(Reuters) - AT&T Inc's <T.N> advertising unit Xandr has purchased clypd, an advertising platform that uses data to better target television ads, a source familiar with the matter said, as Xandr seeks to make TV commercials as personally targeted as internet ads.
Clypd, which counts TV networks Discovery <DISCA.O> and CBS <CBS.N> as partners, uses data to enable advertisers to target viewers more precisely by their interests. TV commercials are traditionally purchased with only the capability to target people by age and gender.
The purchase amount could not be learned. A Xandr spokesman declined to comment.
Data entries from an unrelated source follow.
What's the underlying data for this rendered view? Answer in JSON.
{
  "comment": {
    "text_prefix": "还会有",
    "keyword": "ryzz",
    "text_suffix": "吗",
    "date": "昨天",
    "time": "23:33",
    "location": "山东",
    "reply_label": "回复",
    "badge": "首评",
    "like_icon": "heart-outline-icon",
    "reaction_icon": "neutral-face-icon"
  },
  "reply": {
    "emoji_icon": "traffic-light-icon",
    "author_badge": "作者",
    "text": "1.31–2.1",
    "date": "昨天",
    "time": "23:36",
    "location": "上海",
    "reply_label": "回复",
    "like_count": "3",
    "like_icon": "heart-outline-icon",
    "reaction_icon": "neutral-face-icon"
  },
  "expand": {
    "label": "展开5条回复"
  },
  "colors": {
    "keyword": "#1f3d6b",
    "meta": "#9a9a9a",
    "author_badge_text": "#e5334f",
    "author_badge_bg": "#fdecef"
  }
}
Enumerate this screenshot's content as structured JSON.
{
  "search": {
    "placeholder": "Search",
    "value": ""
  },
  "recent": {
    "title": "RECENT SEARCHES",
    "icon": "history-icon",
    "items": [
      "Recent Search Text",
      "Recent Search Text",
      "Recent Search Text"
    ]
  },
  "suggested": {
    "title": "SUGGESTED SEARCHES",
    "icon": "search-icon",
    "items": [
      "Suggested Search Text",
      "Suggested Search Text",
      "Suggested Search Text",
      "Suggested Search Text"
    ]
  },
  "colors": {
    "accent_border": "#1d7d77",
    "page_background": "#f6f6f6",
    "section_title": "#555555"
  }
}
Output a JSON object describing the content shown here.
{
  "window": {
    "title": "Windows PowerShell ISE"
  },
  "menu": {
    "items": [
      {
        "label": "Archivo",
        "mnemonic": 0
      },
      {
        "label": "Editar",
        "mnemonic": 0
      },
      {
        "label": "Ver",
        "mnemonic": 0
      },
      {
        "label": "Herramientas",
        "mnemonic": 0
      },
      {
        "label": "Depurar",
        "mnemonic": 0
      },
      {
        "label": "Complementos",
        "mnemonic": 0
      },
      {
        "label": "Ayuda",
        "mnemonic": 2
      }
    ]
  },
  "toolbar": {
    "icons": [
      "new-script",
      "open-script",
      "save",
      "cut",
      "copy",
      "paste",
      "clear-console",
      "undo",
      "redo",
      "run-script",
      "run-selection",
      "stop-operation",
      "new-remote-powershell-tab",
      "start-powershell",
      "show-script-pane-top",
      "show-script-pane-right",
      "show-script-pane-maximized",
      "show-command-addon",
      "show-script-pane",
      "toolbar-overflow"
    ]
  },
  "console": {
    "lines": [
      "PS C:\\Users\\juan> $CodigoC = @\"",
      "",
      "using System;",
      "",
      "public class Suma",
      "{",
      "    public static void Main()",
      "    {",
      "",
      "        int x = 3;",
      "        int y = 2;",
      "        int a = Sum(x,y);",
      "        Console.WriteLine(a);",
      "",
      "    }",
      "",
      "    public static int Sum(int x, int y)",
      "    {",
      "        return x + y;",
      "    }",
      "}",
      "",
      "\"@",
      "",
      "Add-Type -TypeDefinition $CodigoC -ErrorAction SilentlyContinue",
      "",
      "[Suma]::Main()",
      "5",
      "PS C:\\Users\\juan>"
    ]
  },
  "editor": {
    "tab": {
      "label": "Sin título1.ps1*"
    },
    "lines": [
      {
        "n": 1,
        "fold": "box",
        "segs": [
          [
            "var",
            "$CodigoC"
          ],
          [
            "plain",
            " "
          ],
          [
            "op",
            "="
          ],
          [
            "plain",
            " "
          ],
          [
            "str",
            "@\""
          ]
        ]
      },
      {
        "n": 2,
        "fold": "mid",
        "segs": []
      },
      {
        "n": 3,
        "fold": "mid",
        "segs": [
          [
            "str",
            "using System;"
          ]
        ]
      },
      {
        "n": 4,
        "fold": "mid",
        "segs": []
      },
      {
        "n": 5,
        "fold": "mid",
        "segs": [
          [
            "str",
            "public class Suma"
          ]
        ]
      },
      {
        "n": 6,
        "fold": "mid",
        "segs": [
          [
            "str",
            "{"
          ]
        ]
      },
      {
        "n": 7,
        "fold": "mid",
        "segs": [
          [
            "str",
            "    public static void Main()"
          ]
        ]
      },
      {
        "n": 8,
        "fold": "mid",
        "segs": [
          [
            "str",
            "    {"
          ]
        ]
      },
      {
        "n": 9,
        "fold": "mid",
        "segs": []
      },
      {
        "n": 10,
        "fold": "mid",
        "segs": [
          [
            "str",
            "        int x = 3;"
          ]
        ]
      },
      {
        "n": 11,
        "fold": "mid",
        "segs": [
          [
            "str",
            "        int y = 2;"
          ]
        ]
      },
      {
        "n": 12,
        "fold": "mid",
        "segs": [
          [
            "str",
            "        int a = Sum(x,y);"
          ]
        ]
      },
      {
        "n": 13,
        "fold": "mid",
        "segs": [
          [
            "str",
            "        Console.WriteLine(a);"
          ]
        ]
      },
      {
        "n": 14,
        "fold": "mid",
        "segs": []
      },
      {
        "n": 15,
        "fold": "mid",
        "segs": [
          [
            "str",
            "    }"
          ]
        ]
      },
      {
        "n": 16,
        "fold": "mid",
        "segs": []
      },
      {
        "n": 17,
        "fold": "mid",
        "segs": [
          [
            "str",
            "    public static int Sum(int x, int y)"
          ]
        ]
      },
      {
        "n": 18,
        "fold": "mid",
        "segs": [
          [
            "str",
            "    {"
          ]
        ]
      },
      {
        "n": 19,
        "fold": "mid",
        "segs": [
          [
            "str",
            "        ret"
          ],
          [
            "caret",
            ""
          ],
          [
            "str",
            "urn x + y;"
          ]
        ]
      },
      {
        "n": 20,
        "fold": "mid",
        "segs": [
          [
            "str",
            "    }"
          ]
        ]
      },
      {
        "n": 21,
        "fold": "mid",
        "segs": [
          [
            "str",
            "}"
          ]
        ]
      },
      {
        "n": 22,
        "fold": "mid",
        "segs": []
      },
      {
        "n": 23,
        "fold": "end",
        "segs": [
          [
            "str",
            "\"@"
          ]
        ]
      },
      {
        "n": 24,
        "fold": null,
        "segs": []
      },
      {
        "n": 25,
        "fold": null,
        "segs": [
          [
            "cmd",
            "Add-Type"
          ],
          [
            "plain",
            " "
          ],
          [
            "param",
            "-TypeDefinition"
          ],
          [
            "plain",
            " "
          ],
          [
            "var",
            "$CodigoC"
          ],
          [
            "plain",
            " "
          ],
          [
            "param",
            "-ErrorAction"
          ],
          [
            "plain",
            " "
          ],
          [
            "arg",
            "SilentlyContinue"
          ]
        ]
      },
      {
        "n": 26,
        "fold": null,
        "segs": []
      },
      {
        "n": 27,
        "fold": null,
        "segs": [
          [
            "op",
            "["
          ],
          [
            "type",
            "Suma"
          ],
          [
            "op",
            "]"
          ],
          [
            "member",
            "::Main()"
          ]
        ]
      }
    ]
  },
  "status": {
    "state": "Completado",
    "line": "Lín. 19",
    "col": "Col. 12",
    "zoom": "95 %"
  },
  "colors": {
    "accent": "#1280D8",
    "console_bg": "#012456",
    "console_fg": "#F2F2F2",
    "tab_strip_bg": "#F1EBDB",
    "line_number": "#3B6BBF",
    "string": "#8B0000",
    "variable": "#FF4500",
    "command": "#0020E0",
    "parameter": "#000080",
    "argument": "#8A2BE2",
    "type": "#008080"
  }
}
Clypd did not immediately respond to a request for comment.
The deal will also add linear TV ad inventory, or ad space, from clypd's clients to Xandr Community, a product that pools advertising space from AT&T-owned properties that include WarnerMedia and DirecTV, but also third parties like cable networks A+E and AMC, the source said.
The addition helps resolve a concern from some advertising buyers that Community did not offer access to enough valuable linear TV, which still reaches a larger audience than streaming services.
The deal comes as AT&T is fending off activist investor Elliott Management, which has questioned its $85 billion (66.1 billion pounds) purchase of Time Warner. It has also called for AT&T to consider selling satellite TV provider DirecTV, which has been losing subscribers.
AT&T has resisted suggestions such as getting rid of DirecTV because that would undercut its master plan to create a powerful advanced advertising machine by stitching together wireless, satellite TV and content operations.
The plan would allow advertisers to reach the right viewers and more effectively measure their ads.
Clypd is the second deal under Xandr Chief Executive Brian Lesser, who previously led ad agency GroupM in North America, to build Xandr's ad tech capabilities. It bought AppNexus, a digital advertising tech platform, last year for a reported $1.6 billion.
(Reporting by Sheila Dang; Editing by Chris Reese and Cynthia Osterman)